This post is part of an ongoing series looking at the level of conscious control humans have over their political thoughts and decisions.
Any psychologist will tell you that, despite our best efforts, there’s really no such thing as multitasking – at least not in the way we use the term.
Our brains may be parallel processors, but we can only consciously focus on one thing at a time. What we consider to be multitasking in fact entails flipping our focus back and forth from one thing to another, one task at a time.
Because of this, the vast majority of what we sense does not make it into our conscious perception. Less-than-crucial sensory inputs, ranging from the hum of your air conditioner to the background colors of the Burger King commercial on TV, go unnoticed without a conscious effort to focus our attention on them (apologies to readers who are now hearing their air conditioners). But just because we don’t turn our attention to these inputs doesn’t mean they aren’t processed. Whether you noticed or not, your brain processes the sound of your air conditioning unit and the background color of the commercial.
Manipulating that which is sensed but not perceived has yielded striking results in terms of human behavior. From flashing images on a screen for unnoticeable amounts of time (between 40 and 200 milliseconds), to varying the tone of words one is exposed to, unconscious activation of different mental themes can have profound impacts on behavior.
Malcolm Gladwell explains word-exposure priming:
Studies using word exposure have further shown that political ideologies dealing with individualism versus collectivism can be manipulated, moving self-identified capitalists towards interdependent values, and vice versa.
Evidence from on-screen priming is striking as well. Experimental participants who are instructed to stare at a screen, and discriminate “words” from “not-words,” will identify words that are subconsciously primed with a similar word more quickly than they otherwise would (the word “flower” is more quickly identified as a word when “rose” is flashed on the screen first; the same prime has no effect when identifying an unrelated word, such as “gun”). Similar experiments have shown that primes can effect our ability to associate words as “good” or “bad.” For example, it would take longer for me to identify “sunshine” as good if it were primed with a word like “cancer,” and vice versa.
But this does this have any bearing on politics? Would it have a tangible effect on behavior if political words or figures were primed with positive or negative words?
The Republican Party certainly thinks so:
Did you see it? If not, start the video again at 0:20 and look for the word “RATS.” It flashes very quickly. I grabbed a screen shot below – it took a few tries.

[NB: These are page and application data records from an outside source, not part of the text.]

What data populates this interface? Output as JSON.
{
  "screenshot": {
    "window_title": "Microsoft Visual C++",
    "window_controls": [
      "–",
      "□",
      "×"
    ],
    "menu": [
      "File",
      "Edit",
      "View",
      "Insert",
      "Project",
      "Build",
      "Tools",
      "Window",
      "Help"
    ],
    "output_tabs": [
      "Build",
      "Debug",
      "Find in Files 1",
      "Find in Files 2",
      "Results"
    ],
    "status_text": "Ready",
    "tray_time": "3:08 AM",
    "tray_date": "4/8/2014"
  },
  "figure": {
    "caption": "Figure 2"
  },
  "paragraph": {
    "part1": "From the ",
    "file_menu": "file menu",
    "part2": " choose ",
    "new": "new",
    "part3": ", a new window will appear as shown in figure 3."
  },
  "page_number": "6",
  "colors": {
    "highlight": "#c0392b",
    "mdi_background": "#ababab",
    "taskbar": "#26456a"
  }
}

The RNC dismissed accusations of “subliminal advertising” in this spot as a production error and dismissed the notion that such advertising would be effective in the first place, but a laboratory replication of the ad (using “RATS” as the prime and “STAR,” the reverse, as a control) showed that the prime did significantly reduce participants’ opinion of a hypothetical presidential candidate. In short, unconscious activation of “good” and “bad” mental cues can have significant effects on our short-term political attitudes.
How far do the implications of priming research extend? Should we simply take it as a given that we are influenced by our environment in ways that we aren’t fully aware of? Is there anything we can do about it? In my next post, I’ll address the Polling Place Priming Effect, which shows how where we vote can have a tangible effect on how we vote.